Long Island residents may be putting off estate planning decisions because of the many complexities involved. There are various types of trusts and wills. What is the difference between them? Here is some information that will hopefully make estate planning less confusing.
Many people have heard of a "will" and a "living will." A will is a document that identifies a person's wishes to be executed after death. A living will, on the other hand, discusses a person's health care wishes in the event that the individual becomes incapacitated and unable to make decisions on his or her own. The individual may appoint a power of attorney to carry out these wishes.
Another document is a living trust, also called a revocable trust. This allows the individual to hold assets while he or she is still alive. The document can be revoked or cancelled at any time before the person's death. When the person dies, a trustee handles the assets and ensures they are distributed according to the trust.
The difference between the two is that a living will is valid only for handling health care decisions, whereas a living trust can be used throughout one's life. A living trust works to preserve assets while a person is still alive. It is not used to assist with medical decisions, but a person can appoint a power of attorney to handle medical decisions.

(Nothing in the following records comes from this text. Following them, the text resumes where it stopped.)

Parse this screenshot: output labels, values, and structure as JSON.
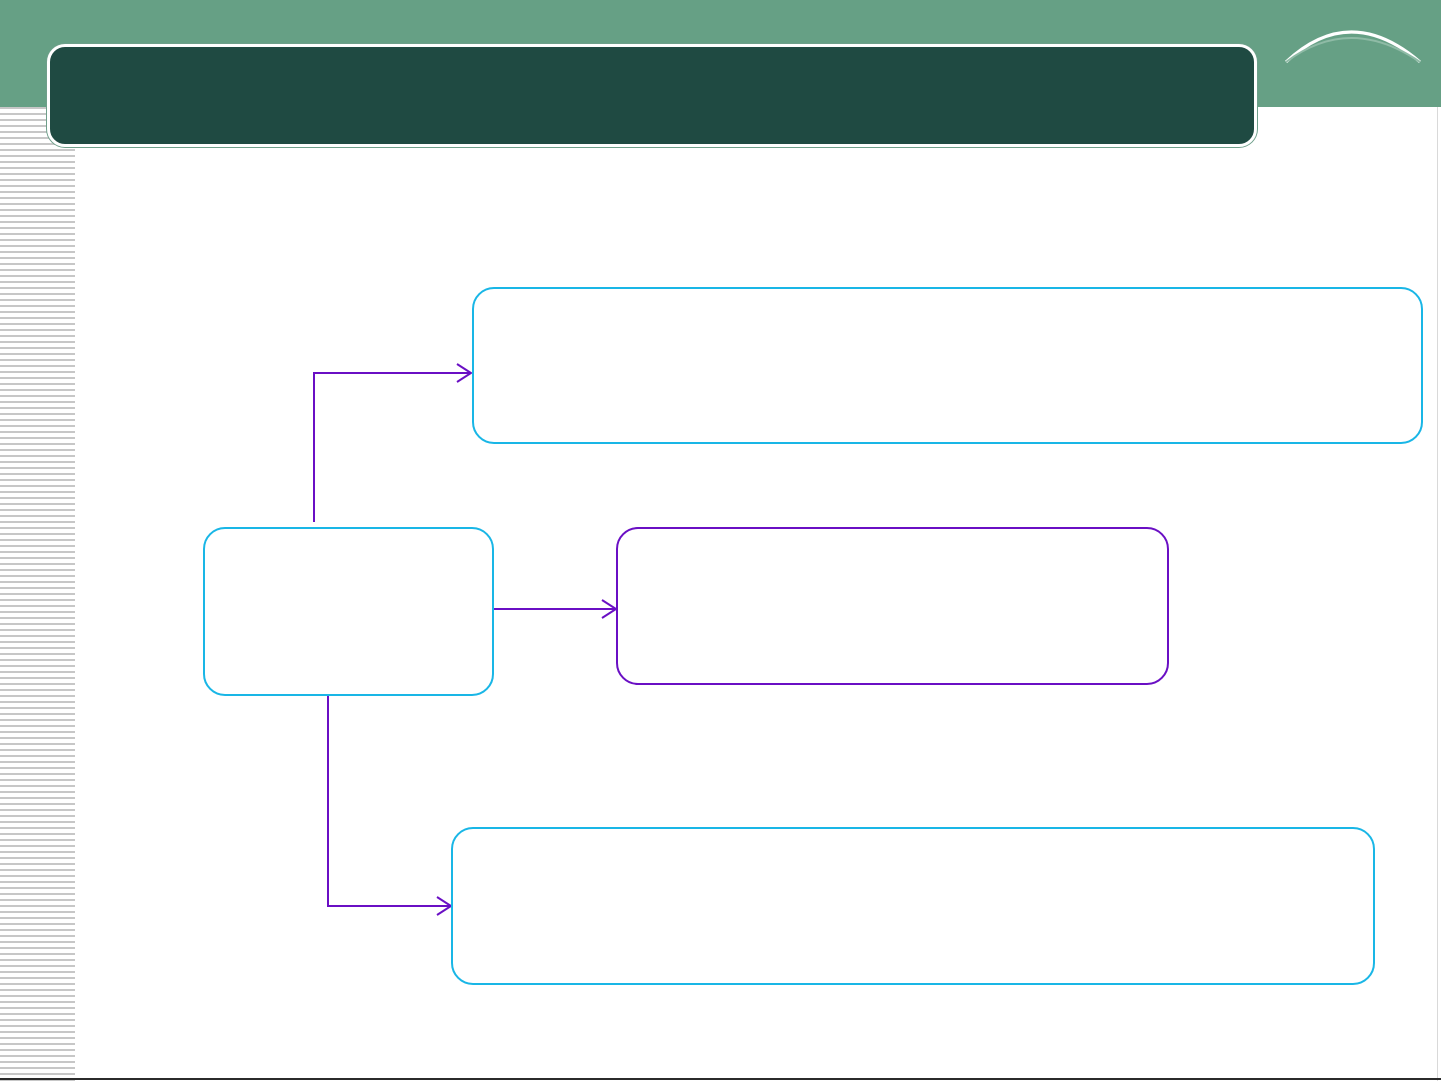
{
  "slide": {
    "title": "",
    "colors": {
      "band": "#66a085",
      "title_bar": "#1f4a42",
      "cyan_border": "#19b6e6",
      "purple_border": "#6a0fc4",
      "connector": "#6a0fc4"
    }
  },
  "diagram": {
    "source_box": {
      "text": ""
    },
    "targets": [
      {
        "text": ""
      },
      {
        "text": ""
      },
      {
        "text": ""
      }
    ]
  }
}
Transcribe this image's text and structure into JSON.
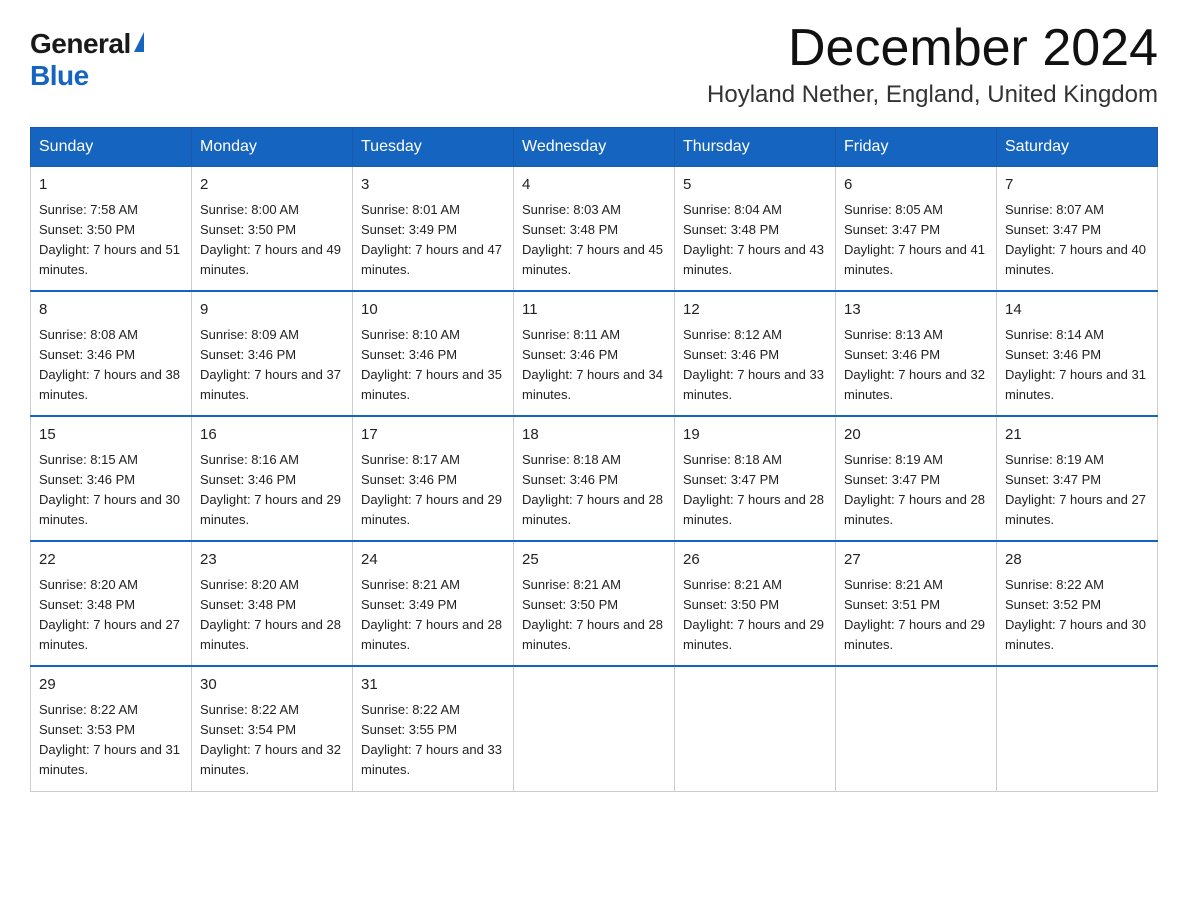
{
  "logo": {
    "text_general": "General",
    "triangle": "▶",
    "text_blue": "Blue"
  },
  "header": {
    "month_title": "December 2024",
    "location": "Hoyland Nether, England, United Kingdom"
  },
  "weekdays": [
    "Sunday",
    "Monday",
    "Tuesday",
    "Wednesday",
    "Thursday",
    "Friday",
    "Saturday"
  ],
  "weeks": [
    [
      {
        "day": "1",
        "sunrise": "7:58 AM",
        "sunset": "3:50 PM",
        "daylight": "7 hours and 51 minutes."
      },
      {
        "day": "2",
        "sunrise": "8:00 AM",
        "sunset": "3:50 PM",
        "daylight": "7 hours and 49 minutes."
      },
      {
        "day": "3",
        "sunrise": "8:01 AM",
        "sunset": "3:49 PM",
        "daylight": "7 hours and 47 minutes."
      },
      {
        "day": "4",
        "sunrise": "8:03 AM",
        "sunset": "3:48 PM",
        "daylight": "7 hours and 45 minutes."
      },
      {
        "day": "5",
        "sunrise": "8:04 AM",
        "sunset": "3:48 PM",
        "daylight": "7 hours and 43 minutes."
      },
      {
        "day": "6",
        "sunrise": "8:05 AM",
        "sunset": "3:47 PM",
        "daylight": "7 hours and 41 minutes."
      },
      {
        "day": "7",
        "sunrise": "8:07 AM",
        "sunset": "3:47 PM",
        "daylight": "7 hours and 40 minutes."
      }
    ],
    [
      {
        "day": "8",
        "sunrise": "8:08 AM",
        "sunset": "3:46 PM",
        "daylight": "7 hours and 38 minutes."
      },
      {
        "day": "9",
        "sunrise": "8:09 AM",
        "sunset": "3:46 PM",
        "daylight": "7 hours and 37 minutes."
      },
      {
        "day": "10",
        "sunrise": "8:10 AM",
        "sunset": "3:46 PM",
        "daylight": "7 hours and 35 minutes."
      },
      {
        "day": "11",
        "sunrise": "8:11 AM",
        "sunset": "3:46 PM",
        "daylight": "7 hours and 34 minutes."
      },
      {
        "day": "12",
        "sunrise": "8:12 AM",
        "sunset": "3:46 PM",
        "daylight": "7 hours and 33 minutes."
      },
      {
        "day": "13",
        "sunrise": "8:13 AM",
        "sunset": "3:46 PM",
        "daylight": "7 hours and 32 minutes."
      },
      {
        "day": "14",
        "sunrise": "8:14 AM",
        "sunset": "3:46 PM",
        "daylight": "7 hours and 31 minutes."
      }
    ],
    [
      {
        "day": "15",
        "sunrise": "8:15 AM",
        "sunset": "3:46 PM",
        "daylight": "7 hours and 30 minutes."
      },
      {
        "day": "16",
        "sunrise": "8:16 AM",
        "sunset": "3:46 PM",
        "daylight": "7 hours and 29 minutes."
      },
      {
        "day": "17",
        "sunrise": "8:17 AM",
        "sunset": "3:46 PM",
        "daylight": "7 hours and 29 minutes."
      },
      {
        "day": "18",
        "sunrise": "8:18 AM",
        "sunset": "3:46 PM",
        "daylight": "7 hours and 28 minutes."
      },
      {
        "day": "19",
        "sunrise": "8:18 AM",
        "sunset": "3:47 PM",
        "daylight": "7 hours and 28 minutes."
      },
      {
        "day": "20",
        "sunrise": "8:19 AM",
        "sunset": "3:47 PM",
        "daylight": "7 hours and 28 minutes."
      },
      {
        "day": "21",
        "sunrise": "8:19 AM",
        "sunset": "3:47 PM",
        "daylight": "7 hours and 27 minutes."
      }
    ],
    [
      {
        "day": "22",
        "sunrise": "8:20 AM",
        "sunset": "3:48 PM",
        "daylight": "7 hours and 27 minutes."
      },
      {
        "day": "23",
        "sunrise": "8:20 AM",
        "sunset": "3:48 PM",
        "daylight": "7 hours and 28 minutes."
      },
      {
        "day": "24",
        "sunrise": "8:21 AM",
        "sunset": "3:49 PM",
        "daylight": "7 hours and 28 minutes."
      },
      {
        "day": "25",
        "sunrise": "8:21 AM",
        "sunset": "3:50 PM",
        "daylight": "7 hours and 28 minutes."
      },
      {
        "day": "26",
        "sunrise": "8:21 AM",
        "sunset": "3:50 PM",
        "daylight": "7 hours and 29 minutes."
      },
      {
        "day": "27",
        "sunrise": "8:21 AM",
        "sunset": "3:51 PM",
        "daylight": "7 hours and 29 minutes."
      },
      {
        "day": "28",
        "sunrise": "8:22 AM",
        "sunset": "3:52 PM",
        "daylight": "7 hours and 30 minutes."
      }
    ],
    [
      {
        "day": "29",
        "sunrise": "8:22 AM",
        "sunset": "3:53 PM",
        "daylight": "7 hours and 31 minutes."
      },
      {
        "day": "30",
        "sunrise": "8:22 AM",
        "sunset": "3:54 PM",
        "daylight": "7 hours and 32 minutes."
      },
      {
        "day": "31",
        "sunrise": "8:22 AM",
        "sunset": "3:55 PM",
        "daylight": "7 hours and 33 minutes."
      },
      null,
      null,
      null,
      null
    ]
  ]
}
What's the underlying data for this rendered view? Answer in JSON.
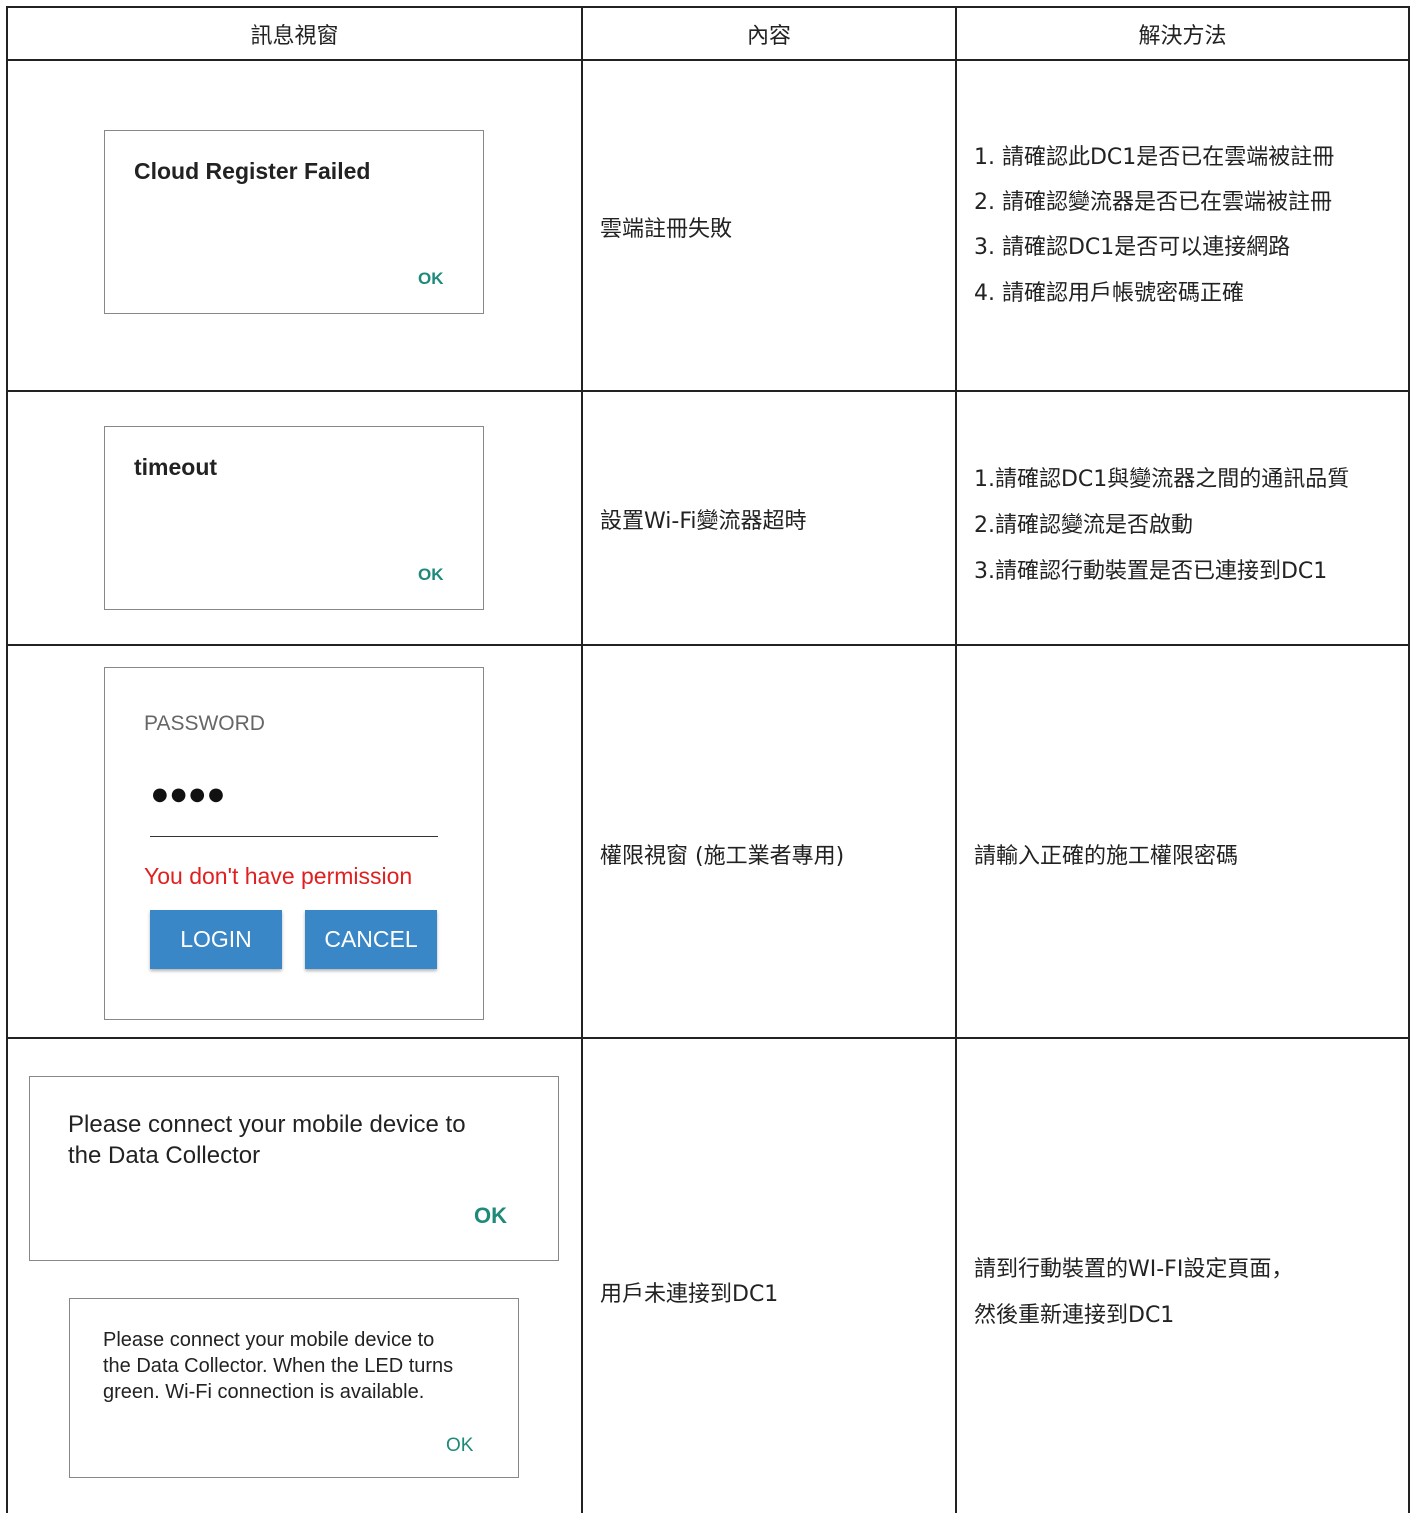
{
  "header": {
    "col1": "訊息視窗",
    "col2": "內容",
    "col3": "解決方法"
  },
  "rows": [
    {
      "dialog": {
        "title": "Cloud Register Failed",
        "ok": "OK"
      },
      "content": "雲端註冊失敗",
      "solutions": [
        "1. 請確認此DC1是否已在雲端被註冊",
        "2. 請確認變流器是否已在雲端被註冊",
        "3. 請確認DC1是否可以連接網路",
        "4. 請確認用戶帳號密碼正確"
      ]
    },
    {
      "dialog": {
        "title": "timeout",
        "ok": "OK"
      },
      "content": "設置Wi-Fi變流器超時",
      "solutions": [
        "1.請確認DC1與變流器之間的通訊品質",
        "2.請確認變流是否啟動",
        "3.請確認行動裝置是否已連接到DC1"
      ]
    },
    {
      "dialog": {
        "label": "PASSWORD",
        "password_mask": "●●●●",
        "error": "You don't have permission",
        "login": "LOGIN",
        "cancel": "CANCEL"
      },
      "content": "權限視窗 (施工業者專用)",
      "solutions": [
        "請輸入正確的施工權限密碼"
      ]
    },
    {
      "dialog_a": {
        "message_line1": "Please connect your mobile device to",
        "message_line2": "the Data Collector",
        "ok": "OK"
      },
      "dialog_b": {
        "message_line1": "Please connect your mobile device to",
        "message_line2": "the Data Collector. When the LED turns",
        "message_line3": "green. Wi-Fi connection is available.",
        "ok": "OK"
      },
      "content": "用戶未連接到DC1",
      "solutions": [
        "請到行動裝置的WI-FI設定頁面，",
        "然後重新連接到DC1"
      ]
    }
  ],
  "colors": {
    "ok_text": "#1e8a7a",
    "error_text": "#e02020",
    "button_bg": "#3a87c8",
    "grid": "#222222"
  }
}
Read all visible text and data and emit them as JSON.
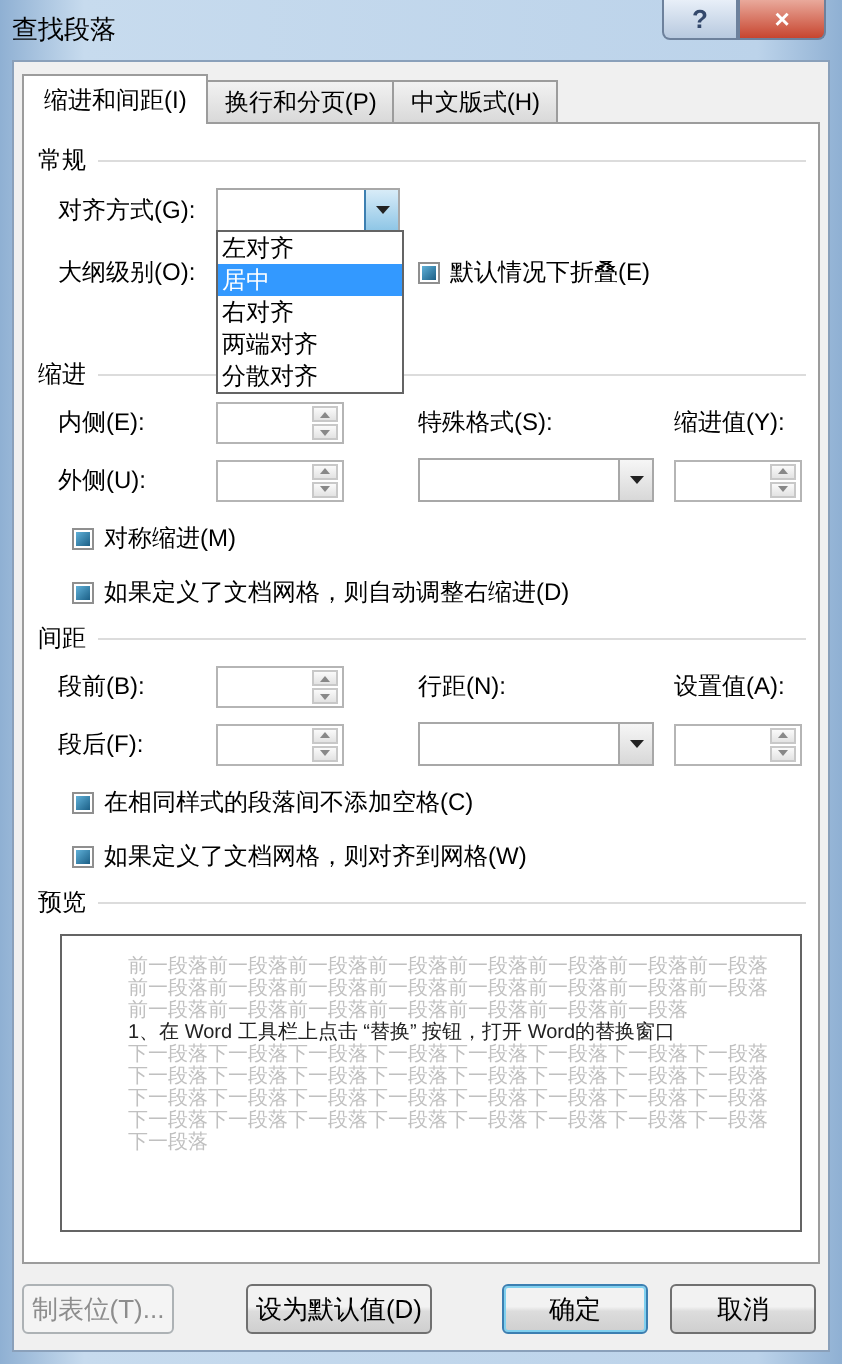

A living will must be created when a person is mentally capable of doing so. Not everyone needs one, but it is a good document to have if a person has strong wishes regarding what should be done if that person were to be in a vegetative state. Some may wish to live, while others may prefer to be taken off life support. An experienced estate planning attorney can help individuals decide what documents are necessary to carry out their wishes.
Source: The Epoch Times, "Living Will vs. Living Trust," Arleen Richards, Dec. 5, 2012